• TASK DIRECTIONS
Pull every line containing "Minuten" from the listing below.

• EXCERPTED DATA

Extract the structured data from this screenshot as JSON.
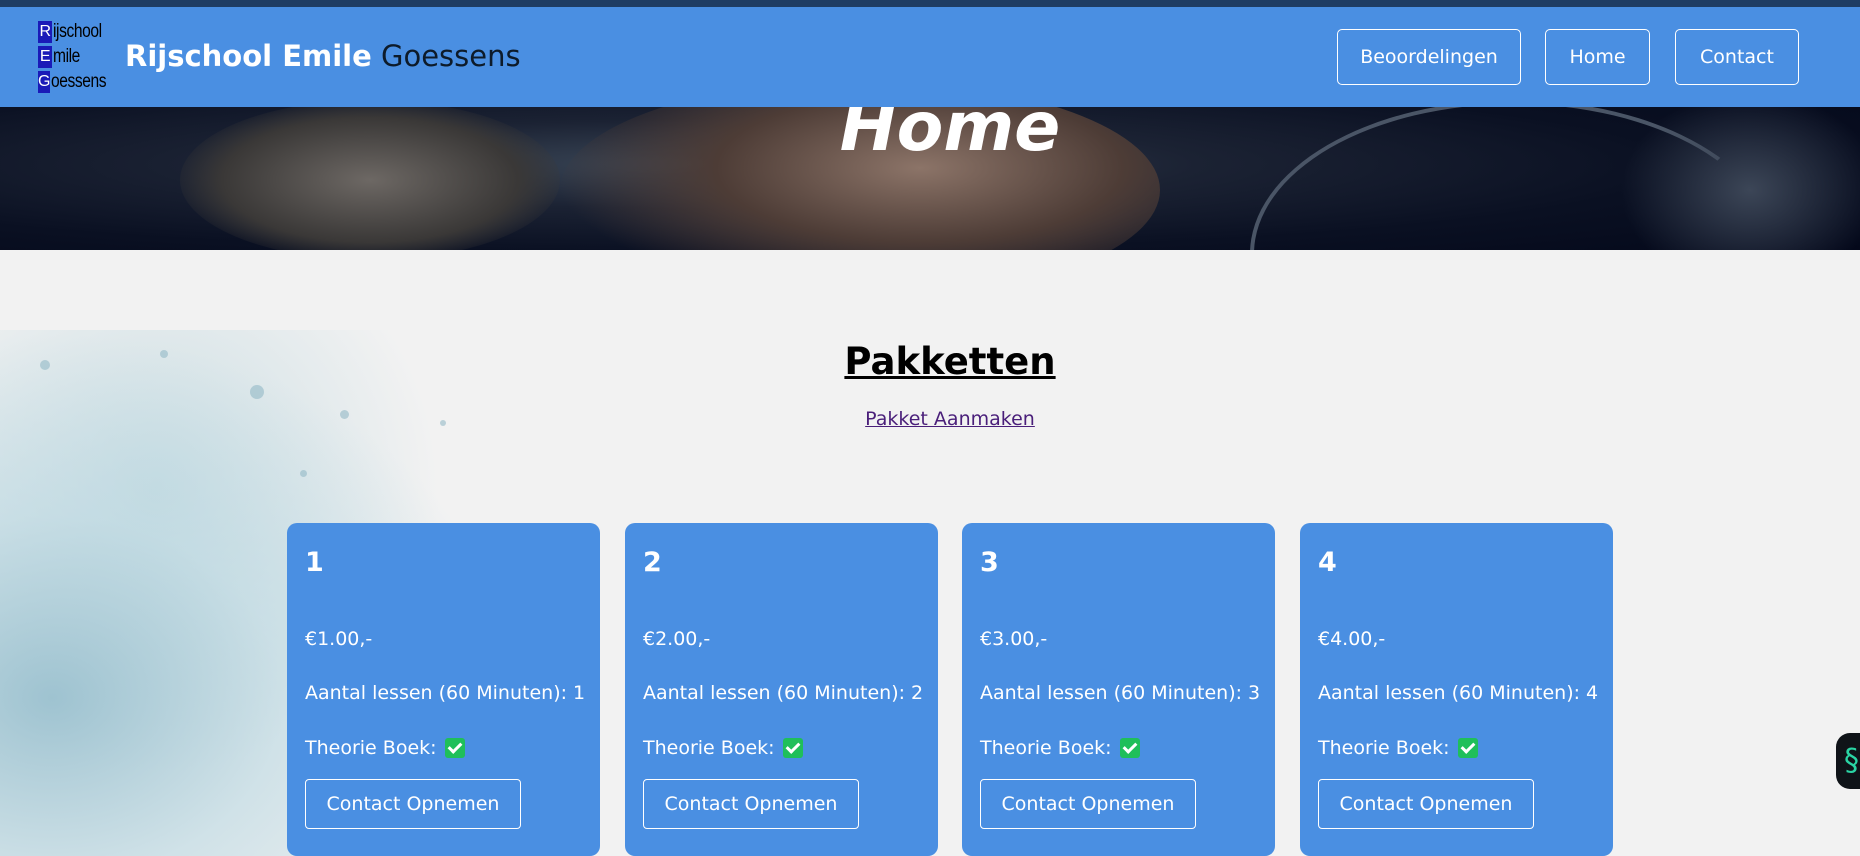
{
  "header": {
    "logo_letters": [
      "R",
      "E",
      "G"
    ],
    "logo_rest": [
      "ijschool",
      "mile",
      "oessens"
    ],
    "brand_bold": "Rijschool Emile",
    "brand_light": "Goessens",
    "nav": [
      "Beoordelingen",
      "Home",
      "Contact"
    ]
  },
  "hero": {
    "title": "Home"
  },
  "main": {
    "title": "Pakketten",
    "create_link": "Pakket Aanmaken",
    "cards": [
      {
        "name": "1",
        "price": "€1.00,-",
        "lessons": "Aantal lessen (60 Minuten): 1",
        "theory": "Theorie Boek:",
        "button": "Contact Opnemen"
      },
      {
        "name": "2",
        "price": "€2.00,-",
        "lessons": "Aantal lessen (60 Minuten): 2",
        "theory": "Theorie Boek:",
        "button": "Contact Opnemen"
      },
      {
        "name": "3",
        "price": "€3.00,-",
        "lessons": "Aantal lessen (60 Minuten): 3",
        "theory": "Theorie Boek:",
        "button": "Contact Opnemen"
      },
      {
        "name": "4",
        "price": "€4.00,-",
        "lessons": "Aantal lessen (60 Minuten): 4",
        "theory": "Theorie Boek:",
        "button": "Contact Opnemen"
      }
    ]
  },
  "icons": {
    "theory_included": "check-icon",
    "side_widget": "chat-widget-icon"
  },
  "colors": {
    "primary": "#4a8fe2",
    "check": "#1fbf5a",
    "link": "#4a1f7a"
  }
}
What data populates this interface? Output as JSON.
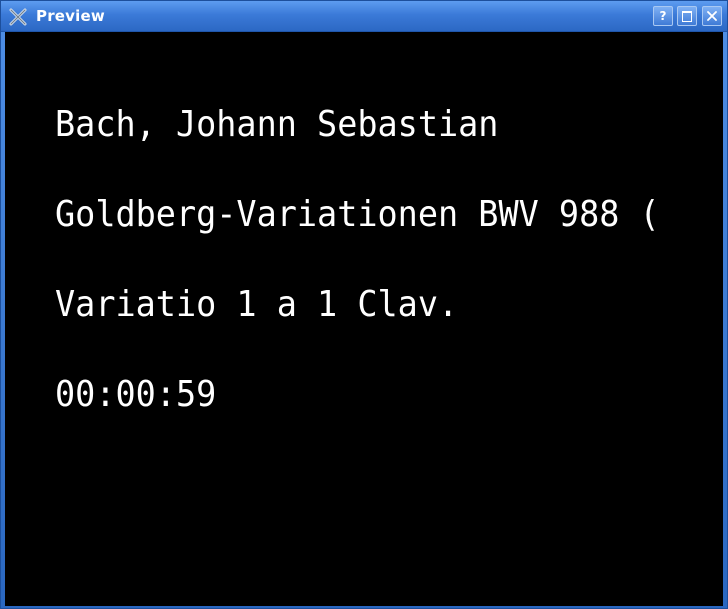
{
  "window": {
    "title": "Preview",
    "icons": {
      "app": "close-x-app-icon",
      "help": "help-icon",
      "maximize": "maximize-icon",
      "close": "close-icon"
    },
    "buttons": {
      "help_label": "?"
    }
  },
  "preview": {
    "artist": "Bach, Johann Sebastian",
    "album": "Goldberg-Variationen BWV 988 (",
    "track": "Variatio 1 a 1 Clav.",
    "time": "00:00:59"
  },
  "colors": {
    "background": "#000000",
    "text": "#ffffff",
    "titlebar": "#3b7ad8"
  }
}
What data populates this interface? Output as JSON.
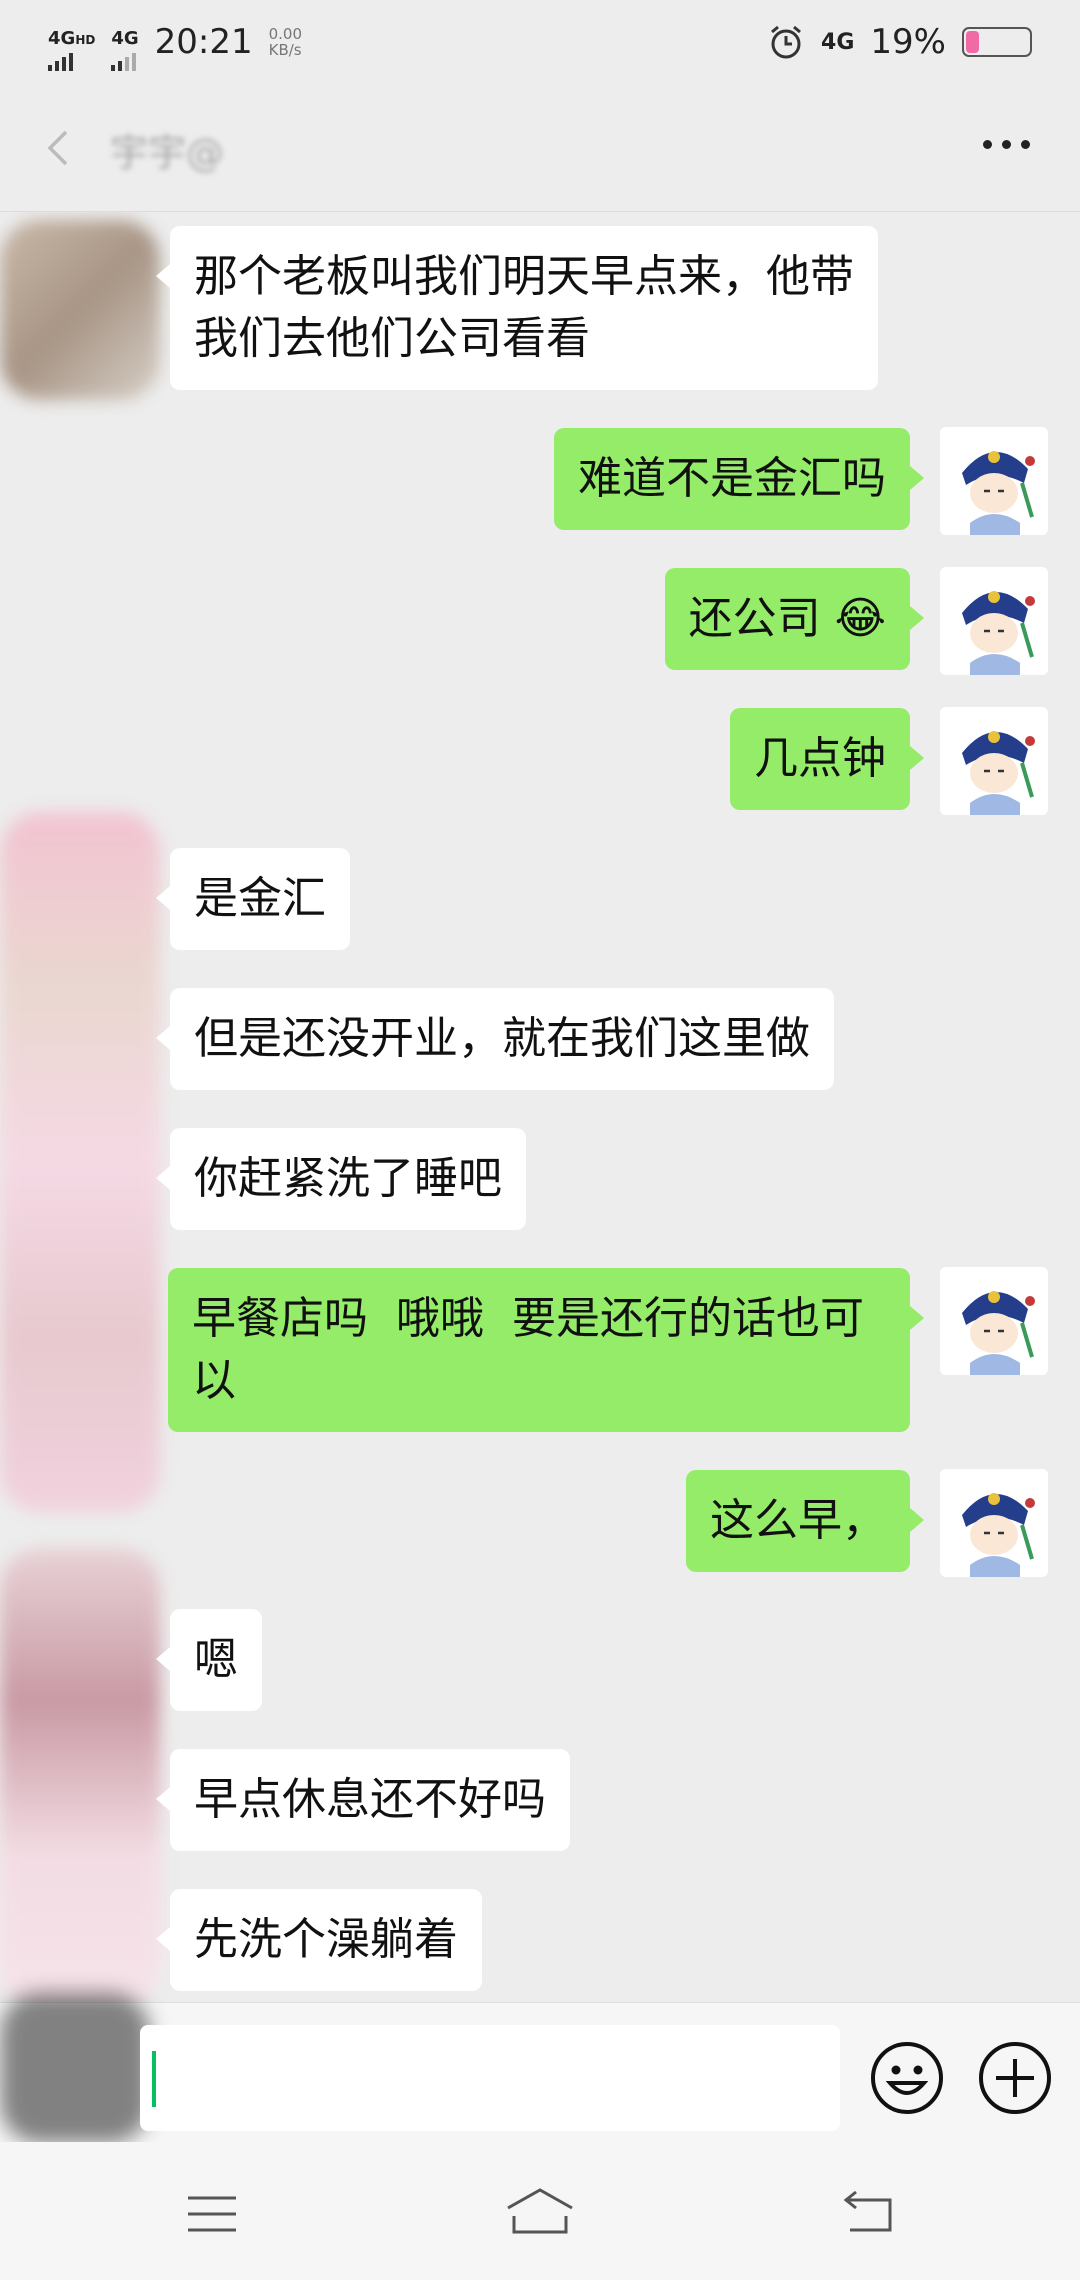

• PROBLEM SOLUTION
        "lessons": "Aantal lessen (60 Minuten): 1",
        "lessons": "Aantal lessen (60 Minuten): 2",
        "lessons": "Aantal lessen (60 Minuten): 3",
        "lessons": "Aantal lessen (60 Minuten): 4",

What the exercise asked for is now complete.